|International Classification||B23P9/02, B21J15/02|
|Cooperative Classification||B23P9/025, B21J15/02, Y10T29/49863|
|European Classification||B23P9/02A, B21J15/02|
|Jun 15, 1981||AS||Assignment|
Owner name: FATIGUE TECHNOLOGY INC. SEATTLE, WASH. A CORP.OF W
Free format text: ASSIGNMENT OF ASSIGNORS INTEREST.;ASSIGNOR:CHAMPOUX, LOUIS A.;REEL/FRAME:003894/0770
Effective date: 19810605
|Jun 12, 1984||CC||Certificate of correction|
|Jan 23, 1987||FPAY||Fee payment|
Year of fee payment: 4
|Jun 17, 1991||FPAY||Fee payment|
Year of fee payment: 8

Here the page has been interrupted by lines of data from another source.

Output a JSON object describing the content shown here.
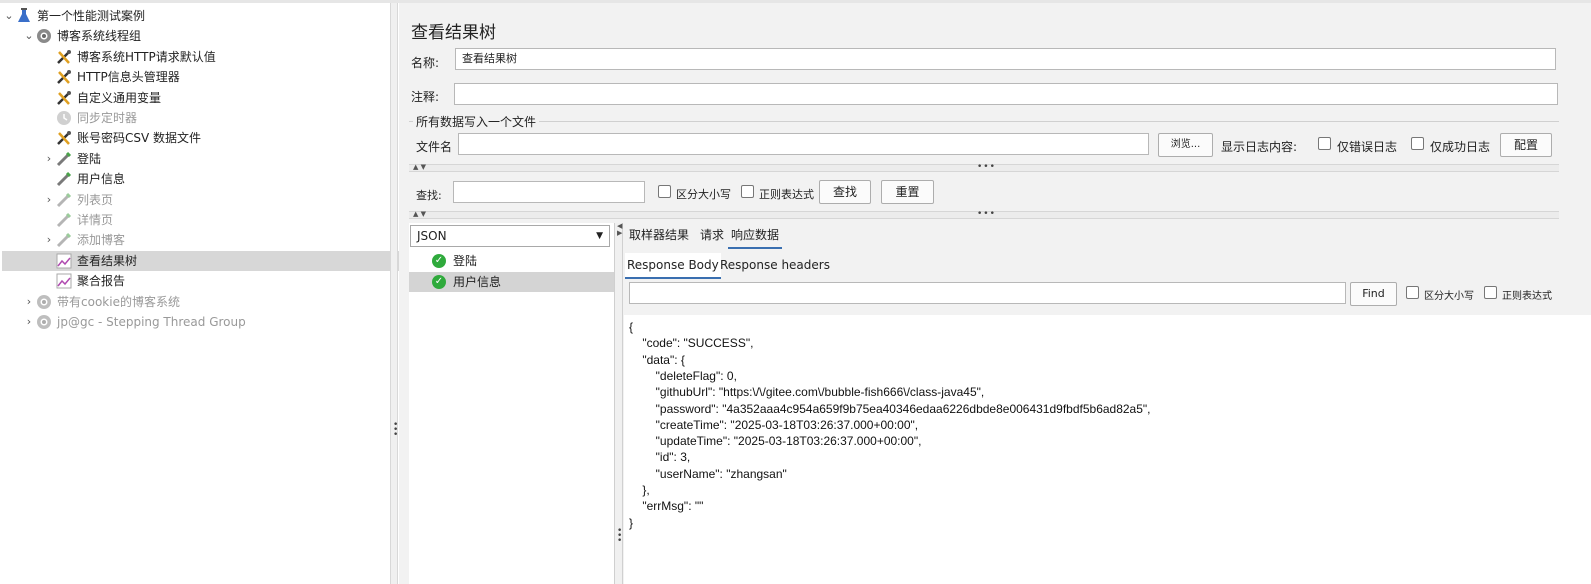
{
  "tree": {
    "items": [
      {
        "label": "第一个性能测试案例",
        "indent": 0,
        "chev": "⌄",
        "icon": "flask-icon",
        "disabled": false,
        "selected": false
      },
      {
        "label": "博客系统线程组",
        "indent": 1,
        "chev": "⌄",
        "icon": "thread-group-gear-icon",
        "disabled": false,
        "selected": false
      },
      {
        "label": "博客系统HTTP请求默认值",
        "indent": 2,
        "chev": "",
        "icon": "config-wrench-icon",
        "disabled": false,
        "selected": false
      },
      {
        "label": "HTTP信息头管理器",
        "indent": 2,
        "chev": "",
        "icon": "config-wrench-icon",
        "disabled": false,
        "selected": false
      },
      {
        "label": "自定义通用变量",
        "indent": 2,
        "chev": "",
        "icon": "config-wrench-icon",
        "disabled": false,
        "selected": false
      },
      {
        "label": "同步定时器",
        "indent": 2,
        "chev": "",
        "icon": "timer-icon",
        "disabled": true,
        "selected": false
      },
      {
        "label": "账号密码CSV 数据文件",
        "indent": 2,
        "chev": "",
        "icon": "config-wrench-icon",
        "disabled": false,
        "selected": false
      },
      {
        "label": "登陆",
        "indent": 2,
        "chev": "›",
        "icon": "sampler-pipette-icon",
        "disabled": false,
        "selected": false
      },
      {
        "label": "用户信息",
        "indent": 2,
        "chev": "",
        "icon": "sampler-pipette-icon",
        "disabled": false,
        "selected": false
      },
      {
        "label": "列表页",
        "indent": 2,
        "chev": "›",
        "icon": "sampler-pipette-icon",
        "disabled": true,
        "selected": false
      },
      {
        "label": "详情页",
        "indent": 2,
        "chev": "",
        "icon": "sampler-pipette-icon",
        "disabled": true,
        "selected": false
      },
      {
        "label": "添加博客",
        "indent": 2,
        "chev": "›",
        "icon": "sampler-pipette-icon",
        "disabled": true,
        "selected": false
      },
      {
        "label": "查看结果树",
        "indent": 2,
        "chev": "",
        "icon": "listener-chart-icon",
        "disabled": false,
        "selected": true
      },
      {
        "label": "聚合报告",
        "indent": 2,
        "chev": "",
        "icon": "listener-chart-icon",
        "disabled": false,
        "selected": false
      },
      {
        "label": "带有cookie的博客系统",
        "indent": 1,
        "chev": "›",
        "icon": "thread-group-gear-icon",
        "disabled": true,
        "selected": false
      },
      {
        "label": "jp@gc - Stepping Thread Group",
        "indent": 1,
        "chev": "›",
        "icon": "thread-group-gear-icon",
        "disabled": true,
        "selected": false
      }
    ]
  },
  "panel": {
    "title": "查看结果树",
    "name_label": "名称:",
    "name_value": "查看结果树",
    "comment_label": "注释:",
    "comment_value": "",
    "fieldset_legend": "所有数据写入一个文件",
    "filename_label": "文件名",
    "filename_value": "",
    "browse_button": "浏览...",
    "log_display_label": "显示日志内容:",
    "errors_only_label": "仅错误日志",
    "success_only_label": "仅成功日志",
    "configure_button": "配置",
    "search_label": "查找:",
    "search_value": "",
    "case_sensitive_label": "区分大小写",
    "regex_label": "正则表达式",
    "find_button": "查找",
    "reset_button": "重置"
  },
  "results": {
    "renderer": "JSON",
    "items": [
      {
        "label": "登陆",
        "status": "success",
        "selected": false
      },
      {
        "label": "用户信息",
        "status": "success",
        "selected": true
      }
    ]
  },
  "response": {
    "tabs": [
      "取样器结果",
      "请求",
      "响应数据"
    ],
    "active_tab": "响应数据",
    "subtabs": [
      "Response Body",
      "Response headers"
    ],
    "active_subtab": "Response Body",
    "find_value": "",
    "find_button": "Find",
    "case_sensitive_label": "区分大小写",
    "regex_label": "正则表达式",
    "body_lines": [
      "{",
      "    \"code\": \"SUCCESS\",",
      "    \"data\": {",
      "        \"deleteFlag\": 0,",
      "        \"githubUrl\": \"https:\\/\\/gitee.com\\/bubble-fish666\\/class-java45\",",
      "        \"password\": \"4a352aaa4c954a659f9b75ea40346edaa6226dbde8e006431d9fbdf5b6ad82a5\",",
      "        \"createTime\": \"2025-03-18T03:26:37.000+00:00\",",
      "        \"updateTime\": \"2025-03-18T03:26:37.000+00:00\",",
      "        \"id\": 3,",
      "        \"userName\": \"zhangsan\"",
      "    },",
      "    \"errMsg\": \"\"",
      "}"
    ]
  }
}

|Jun 30, 1995||FPAY||Fee payment|
Year of fee payment: 12